> _Exercise aim_
Could you copy every line of the data that contains the word "JSON"?

———

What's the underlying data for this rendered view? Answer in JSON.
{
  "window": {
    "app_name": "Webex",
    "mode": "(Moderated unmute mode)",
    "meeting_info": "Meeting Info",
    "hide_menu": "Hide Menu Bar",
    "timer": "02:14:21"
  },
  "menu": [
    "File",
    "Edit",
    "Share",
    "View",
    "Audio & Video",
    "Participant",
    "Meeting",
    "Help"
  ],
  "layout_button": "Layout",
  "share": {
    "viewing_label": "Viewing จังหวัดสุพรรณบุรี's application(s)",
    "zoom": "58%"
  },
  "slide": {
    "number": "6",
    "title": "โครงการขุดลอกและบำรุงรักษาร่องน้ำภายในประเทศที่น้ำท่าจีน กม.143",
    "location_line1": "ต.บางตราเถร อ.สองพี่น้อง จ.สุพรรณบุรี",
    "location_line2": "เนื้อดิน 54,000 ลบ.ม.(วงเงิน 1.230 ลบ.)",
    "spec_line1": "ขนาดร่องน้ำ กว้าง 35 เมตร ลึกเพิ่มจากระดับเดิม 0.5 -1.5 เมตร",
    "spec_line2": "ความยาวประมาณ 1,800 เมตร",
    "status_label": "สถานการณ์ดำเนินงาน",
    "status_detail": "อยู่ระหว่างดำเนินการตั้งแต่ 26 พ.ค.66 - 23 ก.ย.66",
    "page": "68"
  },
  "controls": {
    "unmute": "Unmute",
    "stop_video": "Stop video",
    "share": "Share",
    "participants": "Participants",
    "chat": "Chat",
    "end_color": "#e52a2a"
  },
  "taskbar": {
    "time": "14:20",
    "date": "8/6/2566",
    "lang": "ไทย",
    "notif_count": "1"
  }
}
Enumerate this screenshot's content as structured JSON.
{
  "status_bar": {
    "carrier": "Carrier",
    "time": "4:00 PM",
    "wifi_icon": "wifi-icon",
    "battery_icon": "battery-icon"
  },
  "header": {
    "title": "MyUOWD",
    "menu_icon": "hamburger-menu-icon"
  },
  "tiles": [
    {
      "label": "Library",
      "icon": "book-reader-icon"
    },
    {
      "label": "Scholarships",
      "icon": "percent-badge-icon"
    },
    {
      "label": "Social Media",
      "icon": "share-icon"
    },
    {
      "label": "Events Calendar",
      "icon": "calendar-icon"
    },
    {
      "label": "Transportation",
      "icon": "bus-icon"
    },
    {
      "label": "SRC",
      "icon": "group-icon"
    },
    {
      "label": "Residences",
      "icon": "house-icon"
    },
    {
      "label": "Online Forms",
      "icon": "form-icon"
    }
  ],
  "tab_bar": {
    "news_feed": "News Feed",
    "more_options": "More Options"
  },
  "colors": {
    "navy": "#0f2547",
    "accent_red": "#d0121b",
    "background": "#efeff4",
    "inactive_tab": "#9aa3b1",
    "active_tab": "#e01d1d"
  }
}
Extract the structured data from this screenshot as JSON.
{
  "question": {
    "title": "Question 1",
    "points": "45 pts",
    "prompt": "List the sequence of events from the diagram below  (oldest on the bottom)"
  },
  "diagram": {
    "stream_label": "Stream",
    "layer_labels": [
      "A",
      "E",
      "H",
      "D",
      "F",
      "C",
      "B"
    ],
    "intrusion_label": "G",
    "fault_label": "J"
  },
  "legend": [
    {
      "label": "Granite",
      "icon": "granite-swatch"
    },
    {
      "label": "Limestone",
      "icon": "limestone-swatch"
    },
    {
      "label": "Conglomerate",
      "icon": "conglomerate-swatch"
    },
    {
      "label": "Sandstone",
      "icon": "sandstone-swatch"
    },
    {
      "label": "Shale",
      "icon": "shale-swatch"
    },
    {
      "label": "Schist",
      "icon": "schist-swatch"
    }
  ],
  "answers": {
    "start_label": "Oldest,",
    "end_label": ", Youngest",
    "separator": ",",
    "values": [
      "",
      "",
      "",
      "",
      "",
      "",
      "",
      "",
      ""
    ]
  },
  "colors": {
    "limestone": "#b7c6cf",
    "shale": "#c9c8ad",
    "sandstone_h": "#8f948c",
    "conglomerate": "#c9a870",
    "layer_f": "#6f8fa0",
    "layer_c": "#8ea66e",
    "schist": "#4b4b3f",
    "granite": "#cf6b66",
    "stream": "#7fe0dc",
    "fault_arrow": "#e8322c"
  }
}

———

> _Response for this exercise_
What's the underlying data for this rendered view? Answer in JSON.
Enumerate this screenshot's content as structured JSON.
Extract the structured data from this screenshot as JSON.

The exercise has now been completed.